Nearly 20 years ago, in its Action Plan to Combat Trafficking, Organisation for Security and Co-operation in Europe (OSCE) concluded that the ‘root causes of trafficking in human beings, occurring both in countries of origin and destination, remain insufficiently tackled’. Demand for sexual exploitation was identified as one of such root causes, along with the widespread sex discrimination, violence against women, racial and economic inequalities, conflicts and wars, among others. (OSCE, PC.DEC/557).
The importance of addressing demand for sexual exploitation and prostitution had already been foregrounded in international law, when in 2000, the United Nations adopted a protocol on trafficking, known as the Palermo protocol, obliging states parties “to discourage the demand that fosters all forms of exploitation of persons, especially women and children, that leads to trafficking” (Palermo Protocol, Art. 9.5)

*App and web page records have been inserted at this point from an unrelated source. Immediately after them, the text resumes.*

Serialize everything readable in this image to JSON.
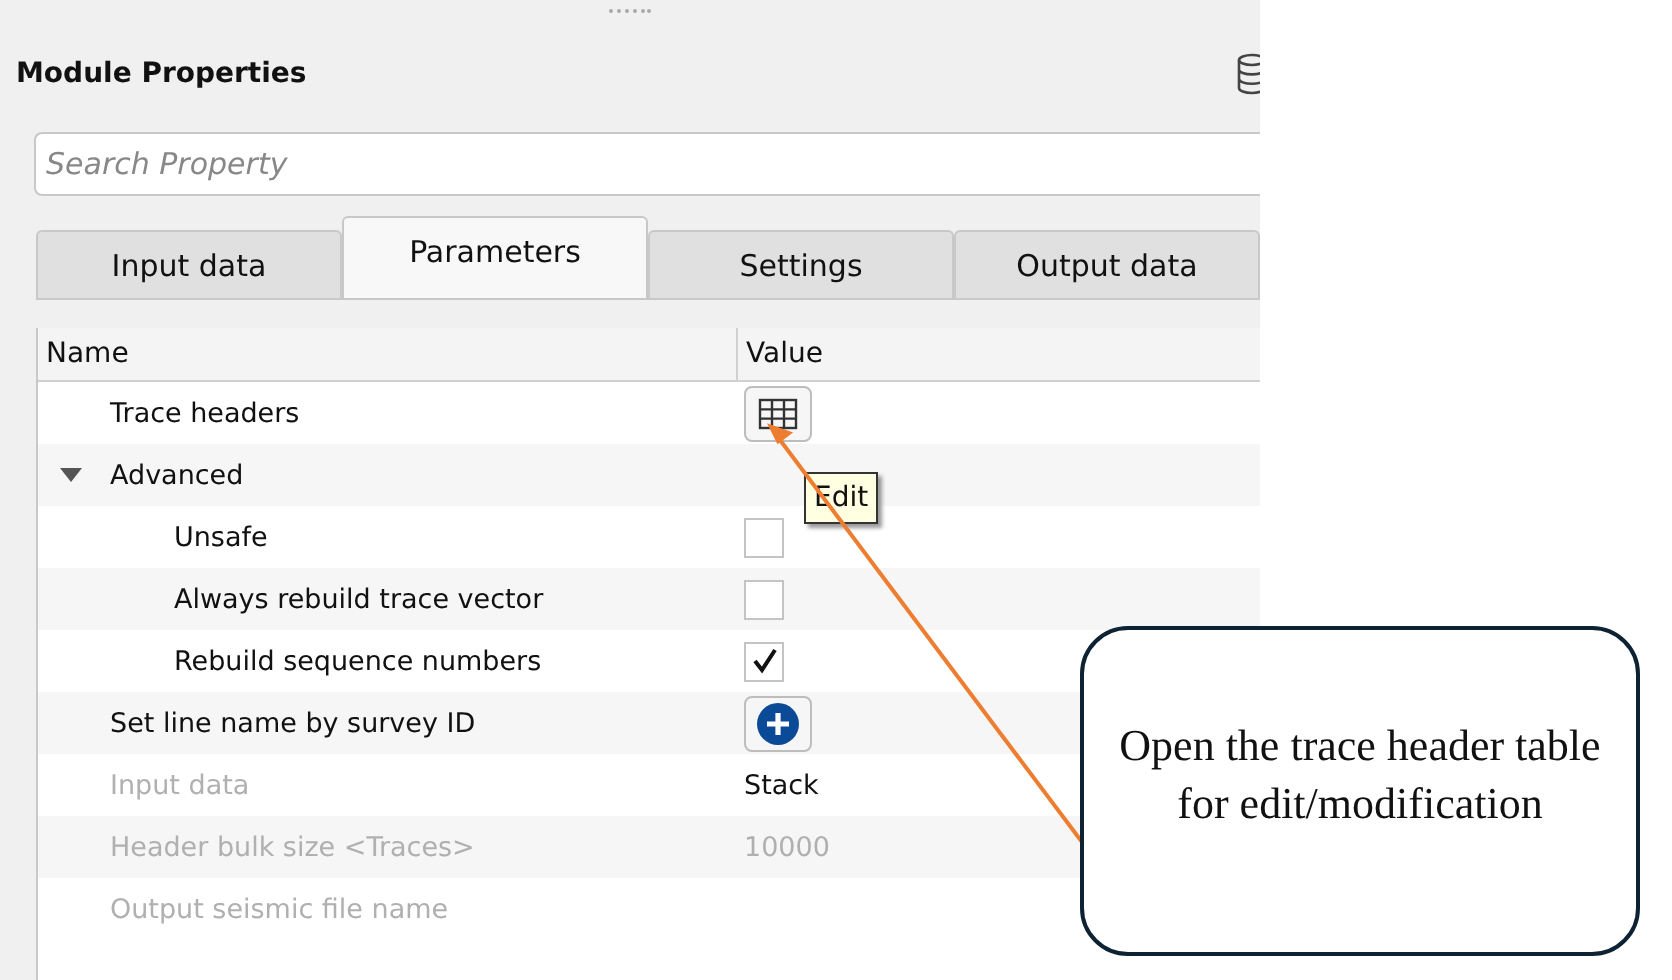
{
  "panel": {
    "title": "Module Properties"
  },
  "search": {
    "placeholder": "Search Property"
  },
  "tabs": [
    {
      "label": "Input data",
      "selected": false
    },
    {
      "label": "Parameters",
      "selected": true
    },
    {
      "label": "Settings",
      "selected": false
    },
    {
      "label": "Output data",
      "selected": false
    }
  ],
  "table": {
    "columns": [
      "Name",
      "Value"
    ],
    "rows": [
      {
        "name": "Trace headers",
        "kind": "table-button",
        "disabled": false
      },
      {
        "name": "Advanced",
        "kind": "group",
        "expanded": true,
        "disabled": false,
        "children": [
          {
            "name": "Unsafe",
            "kind": "checkbox",
            "checked": false,
            "disabled": false
          },
          {
            "name": "Always rebuild trace vector",
            "kind": "checkbox",
            "checked": false,
            "disabled": false
          },
          {
            "name": "Rebuild sequence numbers",
            "kind": "checkbox",
            "checked": true,
            "disabled": false
          }
        ]
      },
      {
        "name": "Set line name by survey ID",
        "kind": "add-button",
        "disabled": false
      },
      {
        "name": "Input data",
        "kind": "text",
        "value": "Stack",
        "value_disabled": false,
        "disabled": true
      },
      {
        "name": "Header bulk size <Traces>",
        "kind": "text",
        "value": "10000",
        "value_disabled": true,
        "disabled": true
      },
      {
        "name": "Output seismic file name",
        "kind": "text",
        "disabled": true
      }
    ]
  },
  "tooltip": {
    "text": "Edit"
  },
  "callout": {
    "text": "Open the trace header table for edit/modification"
  }
}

At the same time, the understanding of trafficking in women for the purpose of exploitation in prostitution as a particular form of discrimination and violence against women had been previously elaborated in the Convention on the Elimination of Discrimination against Women (CEDAW) – the major international ‘bill of rights for women’ that developed the concept of de facto or substantive equality for women. Since its adoption in 1979, the convention has been ratified by all EU states and incorporated in the European Union’s law.
Today, over a decade since the adoption of the EU Anti-Trafficking directive and the Istanbul convention, two decades since the adoption of the Palermo protocol, and four decades since CEDAW coming into force, in Europe, trafficking in women for sexual exploitation remains the most widely spread form of exploitation (Europol, 2021). It also remains one of the most underreported crimes with some of the lowest rates of prosecution (OSCE, 2021). As pointed out in the EU Strategy on Combatting Trafficking 2021-2025, “the low numbers of prosecutions and convictions of traffickers still mean that trafficking is a low-risk and high-profit crime”.

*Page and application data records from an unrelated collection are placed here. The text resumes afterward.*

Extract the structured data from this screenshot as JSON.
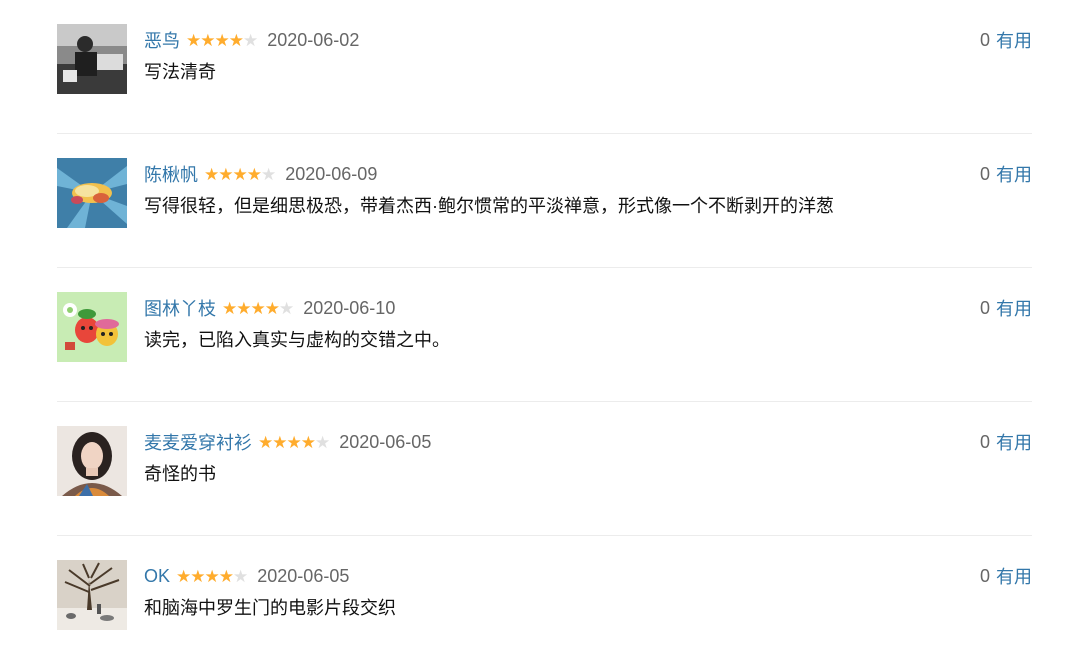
{
  "comments": [
    {
      "user": "恶鸟",
      "rating": 4,
      "date": "2020-06-02",
      "text": "写法清奇",
      "votes": "0",
      "vote_label": "有用",
      "avatar": "bw-photo"
    },
    {
      "user": "陈楸帆",
      "rating": 4,
      "date": "2020-06-09",
      "text": "写得很轻，但是细思极恐，带着杰西·鲍尔惯常的平淡禅意，形式像一个不断剥开的洋葱",
      "votes": "0",
      "vote_label": "有用",
      "avatar": "burst-art"
    },
    {
      "user": "图林丫枝",
      "rating": 4,
      "date": "2020-06-10",
      "text": "读完，已陷入真实与虚构的交错之中。",
      "votes": "0",
      "vote_label": "有用",
      "avatar": "cartoon"
    },
    {
      "user": "麦麦爱穿衬衫",
      "rating": 4,
      "date": "2020-06-05",
      "text": "奇怪的书",
      "votes": "0",
      "vote_label": "有用",
      "avatar": "portrait"
    },
    {
      "user": "OK",
      "rating": 4,
      "date": "2020-06-05",
      "text": "和脑海中罗生门的电影片段交织",
      "votes": "0",
      "vote_label": "有用",
      "avatar": "winter-tree"
    }
  ],
  "colors": {
    "link": "#3377aa",
    "star_on": "#ffac2d",
    "star_off": "#e0e0e0",
    "muted": "#666666"
  }
}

Collection and analysis of evidence in six EU states done through the COALESCE project (Mind the Gap national reports, GeSIM Guidebook for Practitioners, GeSIM Evaluation national reports) confirmed that some of the factors preventing victims from engaging with the justice system are their profound disempowerment, including deep psychological and sexual traumas inflicted on women in prostitution by traffickers and buyers of sexual acts, economic and social dependency, fear of reprisals from traffickers, fear of deportation, mistrust in authorities, as well as their general lack of knowledge of local/national legal and social systems.

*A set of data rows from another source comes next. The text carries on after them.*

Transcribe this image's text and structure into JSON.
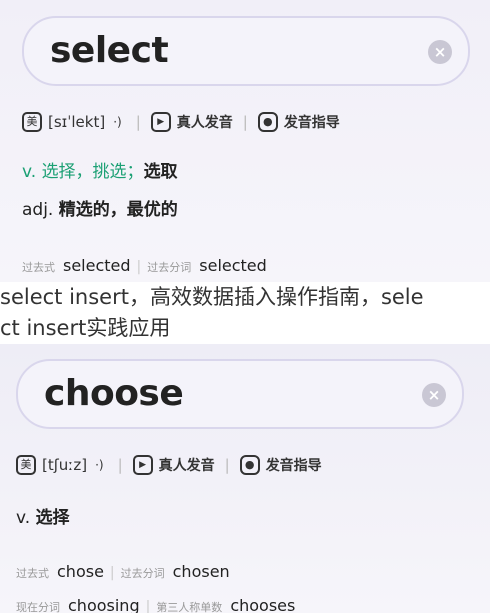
{
  "card1": {
    "word": "select",
    "clear_label": "×",
    "pronunciation_badge": "美",
    "phonetic": "[sɪˈlekt]",
    "speaker_label": "·)",
    "play_label": "▶",
    "real_voice_label": "真人发音",
    "guide_label": "发音指导",
    "definitions": [
      {
        "pos": "v.",
        "meaning_highlight": "选择，挑选；",
        "meaning": "选取"
      },
      {
        "pos": "adj.",
        "meaning": "精选的，最优的"
      }
    ],
    "forms": [
      {
        "label": "过去式",
        "value": "selected"
      },
      {
        "label": "过去分词",
        "value": "selected"
      }
    ]
  },
  "overlay_text": {
    "line1": "select insert，高效数据插入操作指南，sele",
    "line2": "ct insert实践应用"
  },
  "card2": {
    "word": "choose",
    "clear_label": "×",
    "pronunciation_badge": "美",
    "phonetic": "[tʃuːz]",
    "speaker_label": "·)",
    "play_label": "▶",
    "real_voice_label": "真人发音",
    "guide_label": "发音指导",
    "definitions": [
      {
        "pos": "v.",
        "meaning": "选择"
      }
    ],
    "forms_row1": [
      {
        "label": "过去式",
        "value": "chose"
      },
      {
        "label": "过去分词",
        "value": "chosen"
      }
    ],
    "forms_row2": [
      {
        "label": "现在分词",
        "value": "choosing"
      },
      {
        "label": "第三人称单数",
        "value": "chooses"
      }
    ]
  }
}
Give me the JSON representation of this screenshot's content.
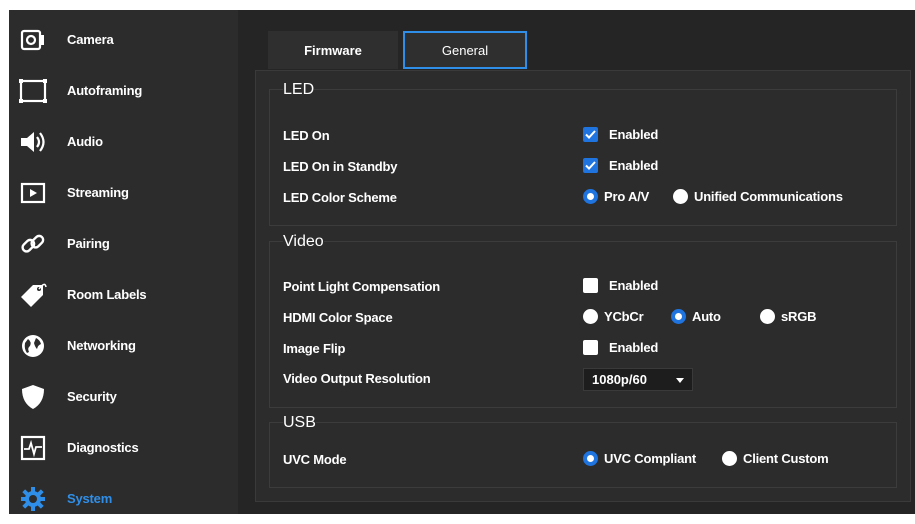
{
  "sidebar": {
    "items": [
      {
        "label": "Camera",
        "icon": "camera-icon"
      },
      {
        "label": "Autoframing",
        "icon": "autoframing-icon"
      },
      {
        "label": "Audio",
        "icon": "speaker-icon"
      },
      {
        "label": "Streaming",
        "icon": "play-icon"
      },
      {
        "label": "Pairing",
        "icon": "link-icon"
      },
      {
        "label": "Room Labels",
        "icon": "tag-icon"
      },
      {
        "label": "Networking",
        "icon": "globe-icon"
      },
      {
        "label": "Security",
        "icon": "shield-icon"
      },
      {
        "label": "Diagnostics",
        "icon": "pulse-icon"
      },
      {
        "label": "System",
        "icon": "gear-icon",
        "active": true
      }
    ]
  },
  "tabs": {
    "firmware": "Firmware",
    "general": "General",
    "active": "General"
  },
  "colors": {
    "accent": "#1f74e0",
    "active_text": "#2f8fe8",
    "background": "#252525",
    "panel": "#2c2c2c"
  },
  "sections": {
    "led": {
      "title": "LED",
      "led_on": {
        "label": "LED On",
        "checkbox_label": "Enabled",
        "checked": true
      },
      "led_standby": {
        "label": "LED On in Standby",
        "checkbox_label": "Enabled",
        "checked": true
      },
      "color_scheme": {
        "label": "LED Color Scheme",
        "options": [
          "Pro A/V",
          "Unified Communications"
        ],
        "selected": "Pro A/V"
      }
    },
    "video": {
      "title": "Video",
      "plc": {
        "label": "Point Light Compensation",
        "checkbox_label": "Enabled",
        "checked": false
      },
      "hdmi": {
        "label": "HDMI Color Space",
        "options": [
          "YCbCr",
          "Auto",
          "sRGB"
        ],
        "selected": "Auto"
      },
      "flip": {
        "label": "Image Flip",
        "checkbox_label": "Enabled",
        "checked": false
      },
      "resolution": {
        "label": "Video Output Resolution",
        "value": "1080p/60"
      }
    },
    "usb": {
      "title": "USB",
      "uvc": {
        "label": "UVC Mode",
        "options": [
          "UVC Compliant",
          "Client Custom"
        ],
        "selected": "UVC Compliant"
      }
    }
  }
}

The low rates of reporting and prosecution, however, have never been the responsibility of the victims. Along with the victim-related obstacles identified in the project, what COALESCE experience demonstrated is that a number of systemic and far more significant factors prevent victims from accessing justice and holding their perpetrators accountable for the crimes.
READ THE FULL POLICY BRIEF ON THE ROOT CAUSES OF TRAFFICKING IN MIGRANT WOMEN FOR EXPLOITATION IN PROSTITUTION